Krishna (krĭshˈnə) [key] [Sanskrit, = black], one of the most popular deities in Hinduism, the eighth avatar, or incarnation of Vishnu. Krishna appears in the Mahabharata epic as a prince of the Yadava tribe and the friend and counselor of the Pandava princes. His divinity is proclaimed in several places in the epic, particularly in the Bhagavad-Gita. Krishna's childhood and youth are described in the Harivamsa (a supplement to the Mahabharata ), the Vishnu Purana, and the Bhagavata Purana, the last being one of the most important texts of the Bhakti, or devotional, movement. As a young boy Krishna is the foster child of cowherds and shows his divine nature by conquering demons. As a youth he is the lover of the gopis (milkmaids), playing his flute and dancing with them by moonlight. The play of Krishna and the gopis is regarded in Hinduism as an image of the soul's relationship with God. The love of Krishna and Radha, his favorite gopi, is celebrated in a great genre of Sanskrit and Bengali love poetry.
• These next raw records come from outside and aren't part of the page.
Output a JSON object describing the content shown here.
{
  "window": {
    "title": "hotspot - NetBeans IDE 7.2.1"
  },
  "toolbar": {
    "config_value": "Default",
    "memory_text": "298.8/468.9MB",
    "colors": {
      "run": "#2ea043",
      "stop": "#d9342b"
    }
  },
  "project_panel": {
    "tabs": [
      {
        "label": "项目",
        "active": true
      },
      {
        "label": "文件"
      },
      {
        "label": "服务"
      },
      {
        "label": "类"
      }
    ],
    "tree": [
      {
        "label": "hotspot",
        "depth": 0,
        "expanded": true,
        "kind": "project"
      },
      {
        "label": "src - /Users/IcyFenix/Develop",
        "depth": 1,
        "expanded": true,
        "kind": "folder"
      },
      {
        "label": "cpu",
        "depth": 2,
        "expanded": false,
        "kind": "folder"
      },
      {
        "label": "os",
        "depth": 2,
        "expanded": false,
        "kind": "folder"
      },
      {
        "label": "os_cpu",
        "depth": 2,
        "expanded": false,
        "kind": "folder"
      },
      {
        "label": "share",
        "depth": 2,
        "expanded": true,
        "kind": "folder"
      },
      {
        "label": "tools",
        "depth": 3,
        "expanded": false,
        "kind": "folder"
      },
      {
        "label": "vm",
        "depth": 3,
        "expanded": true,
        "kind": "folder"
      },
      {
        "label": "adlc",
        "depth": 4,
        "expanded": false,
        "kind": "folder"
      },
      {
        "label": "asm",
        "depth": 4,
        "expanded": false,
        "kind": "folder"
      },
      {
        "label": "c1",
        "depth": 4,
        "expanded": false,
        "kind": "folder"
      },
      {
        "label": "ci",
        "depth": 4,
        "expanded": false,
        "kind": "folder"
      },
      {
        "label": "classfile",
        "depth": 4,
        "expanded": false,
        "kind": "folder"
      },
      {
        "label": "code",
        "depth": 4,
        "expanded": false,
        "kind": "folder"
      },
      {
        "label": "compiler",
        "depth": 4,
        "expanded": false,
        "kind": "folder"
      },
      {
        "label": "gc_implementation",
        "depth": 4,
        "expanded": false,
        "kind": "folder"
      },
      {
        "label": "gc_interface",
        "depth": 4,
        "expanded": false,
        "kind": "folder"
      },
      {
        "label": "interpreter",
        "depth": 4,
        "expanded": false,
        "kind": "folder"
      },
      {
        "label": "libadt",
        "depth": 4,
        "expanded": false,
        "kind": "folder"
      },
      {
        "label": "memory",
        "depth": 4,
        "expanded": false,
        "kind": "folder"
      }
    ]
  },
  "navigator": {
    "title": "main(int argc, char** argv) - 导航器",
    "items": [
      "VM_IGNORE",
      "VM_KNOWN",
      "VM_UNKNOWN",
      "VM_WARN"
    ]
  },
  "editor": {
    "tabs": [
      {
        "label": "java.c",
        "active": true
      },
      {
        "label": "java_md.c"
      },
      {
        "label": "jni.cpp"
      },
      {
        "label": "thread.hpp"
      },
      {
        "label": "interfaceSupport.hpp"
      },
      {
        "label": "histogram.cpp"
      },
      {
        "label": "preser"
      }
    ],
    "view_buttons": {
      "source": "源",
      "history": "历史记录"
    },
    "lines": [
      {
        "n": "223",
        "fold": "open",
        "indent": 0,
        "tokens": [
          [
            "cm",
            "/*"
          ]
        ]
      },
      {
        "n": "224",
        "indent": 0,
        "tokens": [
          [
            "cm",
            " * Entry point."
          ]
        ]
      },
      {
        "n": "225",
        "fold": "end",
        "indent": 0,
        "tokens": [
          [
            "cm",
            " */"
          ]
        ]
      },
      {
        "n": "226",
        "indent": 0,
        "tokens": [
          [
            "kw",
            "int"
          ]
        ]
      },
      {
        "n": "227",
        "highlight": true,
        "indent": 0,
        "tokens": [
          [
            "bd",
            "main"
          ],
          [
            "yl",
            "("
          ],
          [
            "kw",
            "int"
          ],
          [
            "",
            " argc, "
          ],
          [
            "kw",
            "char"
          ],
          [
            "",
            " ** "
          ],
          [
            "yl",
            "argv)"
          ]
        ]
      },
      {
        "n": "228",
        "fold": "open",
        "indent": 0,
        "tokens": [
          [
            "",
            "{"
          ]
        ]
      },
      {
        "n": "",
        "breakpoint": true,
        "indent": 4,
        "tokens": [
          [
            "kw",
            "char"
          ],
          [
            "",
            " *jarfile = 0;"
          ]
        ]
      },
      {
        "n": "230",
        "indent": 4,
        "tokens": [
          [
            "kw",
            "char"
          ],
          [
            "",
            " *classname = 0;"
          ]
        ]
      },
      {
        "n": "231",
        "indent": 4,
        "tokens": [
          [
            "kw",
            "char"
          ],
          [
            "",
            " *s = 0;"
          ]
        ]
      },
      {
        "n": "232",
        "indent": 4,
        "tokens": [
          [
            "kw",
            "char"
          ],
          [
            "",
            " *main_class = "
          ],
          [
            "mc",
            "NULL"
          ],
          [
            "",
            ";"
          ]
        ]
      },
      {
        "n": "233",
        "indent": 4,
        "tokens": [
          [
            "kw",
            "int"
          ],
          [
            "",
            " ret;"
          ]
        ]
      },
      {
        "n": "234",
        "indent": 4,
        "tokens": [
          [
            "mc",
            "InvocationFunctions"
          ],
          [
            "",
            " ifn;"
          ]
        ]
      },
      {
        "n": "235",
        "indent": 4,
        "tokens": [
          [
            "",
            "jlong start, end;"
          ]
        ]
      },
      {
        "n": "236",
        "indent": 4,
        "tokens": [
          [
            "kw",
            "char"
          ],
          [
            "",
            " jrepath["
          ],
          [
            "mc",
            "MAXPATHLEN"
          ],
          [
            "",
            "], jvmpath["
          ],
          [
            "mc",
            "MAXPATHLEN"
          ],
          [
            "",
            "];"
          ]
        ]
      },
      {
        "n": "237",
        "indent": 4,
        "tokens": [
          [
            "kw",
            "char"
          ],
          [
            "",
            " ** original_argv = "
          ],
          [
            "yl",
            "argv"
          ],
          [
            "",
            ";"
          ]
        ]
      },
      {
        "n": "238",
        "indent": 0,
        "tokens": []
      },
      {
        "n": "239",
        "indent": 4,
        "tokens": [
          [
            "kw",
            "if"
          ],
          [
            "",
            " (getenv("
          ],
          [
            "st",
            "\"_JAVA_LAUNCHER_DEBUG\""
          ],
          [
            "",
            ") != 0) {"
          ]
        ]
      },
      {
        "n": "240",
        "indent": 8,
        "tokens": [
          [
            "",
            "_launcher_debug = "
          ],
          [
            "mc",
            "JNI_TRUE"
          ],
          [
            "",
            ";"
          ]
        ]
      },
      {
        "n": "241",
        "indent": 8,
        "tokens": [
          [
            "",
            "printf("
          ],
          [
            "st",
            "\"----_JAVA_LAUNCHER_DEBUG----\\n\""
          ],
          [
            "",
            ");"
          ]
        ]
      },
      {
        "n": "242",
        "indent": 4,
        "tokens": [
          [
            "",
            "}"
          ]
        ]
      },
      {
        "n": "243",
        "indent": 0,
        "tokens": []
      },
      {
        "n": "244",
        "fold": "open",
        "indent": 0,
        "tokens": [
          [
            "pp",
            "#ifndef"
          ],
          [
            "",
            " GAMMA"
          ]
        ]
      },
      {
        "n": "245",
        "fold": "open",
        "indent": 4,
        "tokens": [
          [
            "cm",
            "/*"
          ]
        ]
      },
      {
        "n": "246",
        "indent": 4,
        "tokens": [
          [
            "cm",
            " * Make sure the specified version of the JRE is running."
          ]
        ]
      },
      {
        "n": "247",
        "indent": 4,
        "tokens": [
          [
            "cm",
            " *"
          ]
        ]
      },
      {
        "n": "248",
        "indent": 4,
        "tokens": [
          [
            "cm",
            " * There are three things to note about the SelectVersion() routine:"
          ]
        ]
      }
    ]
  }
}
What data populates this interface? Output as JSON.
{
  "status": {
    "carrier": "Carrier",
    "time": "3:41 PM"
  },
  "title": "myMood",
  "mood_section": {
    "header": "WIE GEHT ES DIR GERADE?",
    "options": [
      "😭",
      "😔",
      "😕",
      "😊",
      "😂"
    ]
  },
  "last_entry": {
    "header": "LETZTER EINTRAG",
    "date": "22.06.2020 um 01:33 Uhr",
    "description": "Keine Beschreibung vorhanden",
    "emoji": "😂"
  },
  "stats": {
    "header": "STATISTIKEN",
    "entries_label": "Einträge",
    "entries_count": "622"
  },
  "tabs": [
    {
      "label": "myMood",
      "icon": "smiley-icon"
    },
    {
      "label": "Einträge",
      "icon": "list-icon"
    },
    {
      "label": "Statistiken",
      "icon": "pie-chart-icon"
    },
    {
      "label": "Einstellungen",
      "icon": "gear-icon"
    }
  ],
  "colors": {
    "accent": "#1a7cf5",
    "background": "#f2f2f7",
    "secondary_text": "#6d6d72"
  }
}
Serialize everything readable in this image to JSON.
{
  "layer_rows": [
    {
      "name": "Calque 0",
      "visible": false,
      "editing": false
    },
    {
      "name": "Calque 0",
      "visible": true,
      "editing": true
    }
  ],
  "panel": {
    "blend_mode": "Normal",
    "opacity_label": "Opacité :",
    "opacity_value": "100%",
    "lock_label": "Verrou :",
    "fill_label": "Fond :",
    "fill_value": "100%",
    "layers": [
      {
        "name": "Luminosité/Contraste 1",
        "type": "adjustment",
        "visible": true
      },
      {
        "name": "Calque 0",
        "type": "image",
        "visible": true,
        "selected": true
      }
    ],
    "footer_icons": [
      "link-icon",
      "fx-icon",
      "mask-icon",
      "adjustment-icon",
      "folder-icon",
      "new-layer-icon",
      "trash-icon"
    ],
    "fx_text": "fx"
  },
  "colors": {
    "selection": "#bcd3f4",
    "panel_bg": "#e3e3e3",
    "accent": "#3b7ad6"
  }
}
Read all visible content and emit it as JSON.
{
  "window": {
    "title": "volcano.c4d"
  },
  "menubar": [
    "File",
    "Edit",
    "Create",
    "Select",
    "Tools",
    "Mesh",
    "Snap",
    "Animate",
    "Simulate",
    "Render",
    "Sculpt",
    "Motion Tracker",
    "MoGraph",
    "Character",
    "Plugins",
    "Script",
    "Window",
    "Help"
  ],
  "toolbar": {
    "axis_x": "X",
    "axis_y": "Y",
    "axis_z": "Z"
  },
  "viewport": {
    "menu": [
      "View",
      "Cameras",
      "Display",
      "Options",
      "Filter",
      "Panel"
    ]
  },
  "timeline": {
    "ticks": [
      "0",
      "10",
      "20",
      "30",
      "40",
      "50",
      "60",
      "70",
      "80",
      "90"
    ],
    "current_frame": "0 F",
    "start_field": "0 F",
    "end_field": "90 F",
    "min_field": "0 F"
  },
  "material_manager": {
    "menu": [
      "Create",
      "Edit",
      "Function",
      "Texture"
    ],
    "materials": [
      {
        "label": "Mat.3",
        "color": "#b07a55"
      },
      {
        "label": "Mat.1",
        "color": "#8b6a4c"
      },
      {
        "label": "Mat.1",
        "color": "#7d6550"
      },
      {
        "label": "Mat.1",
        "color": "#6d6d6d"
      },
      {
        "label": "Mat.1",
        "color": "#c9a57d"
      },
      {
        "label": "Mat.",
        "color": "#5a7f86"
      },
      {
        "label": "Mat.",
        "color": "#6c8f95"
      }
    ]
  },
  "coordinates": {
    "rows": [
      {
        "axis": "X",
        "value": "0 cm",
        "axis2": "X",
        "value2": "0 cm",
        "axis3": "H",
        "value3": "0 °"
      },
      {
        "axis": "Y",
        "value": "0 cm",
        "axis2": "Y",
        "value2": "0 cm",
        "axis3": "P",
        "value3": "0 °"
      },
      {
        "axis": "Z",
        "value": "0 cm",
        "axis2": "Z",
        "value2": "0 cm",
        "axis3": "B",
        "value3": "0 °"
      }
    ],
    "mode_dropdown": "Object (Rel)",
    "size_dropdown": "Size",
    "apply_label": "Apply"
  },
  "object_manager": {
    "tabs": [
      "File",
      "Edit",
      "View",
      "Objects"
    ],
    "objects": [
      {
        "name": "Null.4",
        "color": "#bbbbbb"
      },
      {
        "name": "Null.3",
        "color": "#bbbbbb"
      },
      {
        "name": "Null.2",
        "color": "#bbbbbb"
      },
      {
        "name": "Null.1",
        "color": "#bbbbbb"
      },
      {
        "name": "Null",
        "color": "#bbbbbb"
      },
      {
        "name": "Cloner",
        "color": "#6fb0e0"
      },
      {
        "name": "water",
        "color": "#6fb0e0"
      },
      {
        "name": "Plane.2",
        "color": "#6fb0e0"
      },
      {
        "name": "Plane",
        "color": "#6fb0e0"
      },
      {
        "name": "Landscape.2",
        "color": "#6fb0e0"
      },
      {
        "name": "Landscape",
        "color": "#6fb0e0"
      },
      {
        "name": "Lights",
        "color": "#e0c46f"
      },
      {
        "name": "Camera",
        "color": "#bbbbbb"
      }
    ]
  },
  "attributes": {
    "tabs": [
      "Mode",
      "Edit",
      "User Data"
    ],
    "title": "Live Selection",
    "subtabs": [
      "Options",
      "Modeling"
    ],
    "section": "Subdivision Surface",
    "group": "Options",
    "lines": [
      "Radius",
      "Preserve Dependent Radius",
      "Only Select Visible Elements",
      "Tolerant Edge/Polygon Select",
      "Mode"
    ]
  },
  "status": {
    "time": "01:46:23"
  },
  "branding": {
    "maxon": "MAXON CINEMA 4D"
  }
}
See W. G. Archer, The Loves of Krishna in Indian Painting and Poetry (1953, repr. 1960); M. Singer, ed., Krishna: Myths, Rites and Attitudes (1965); J. P. Losty, Krishna: A Hindu Vision of God (1980).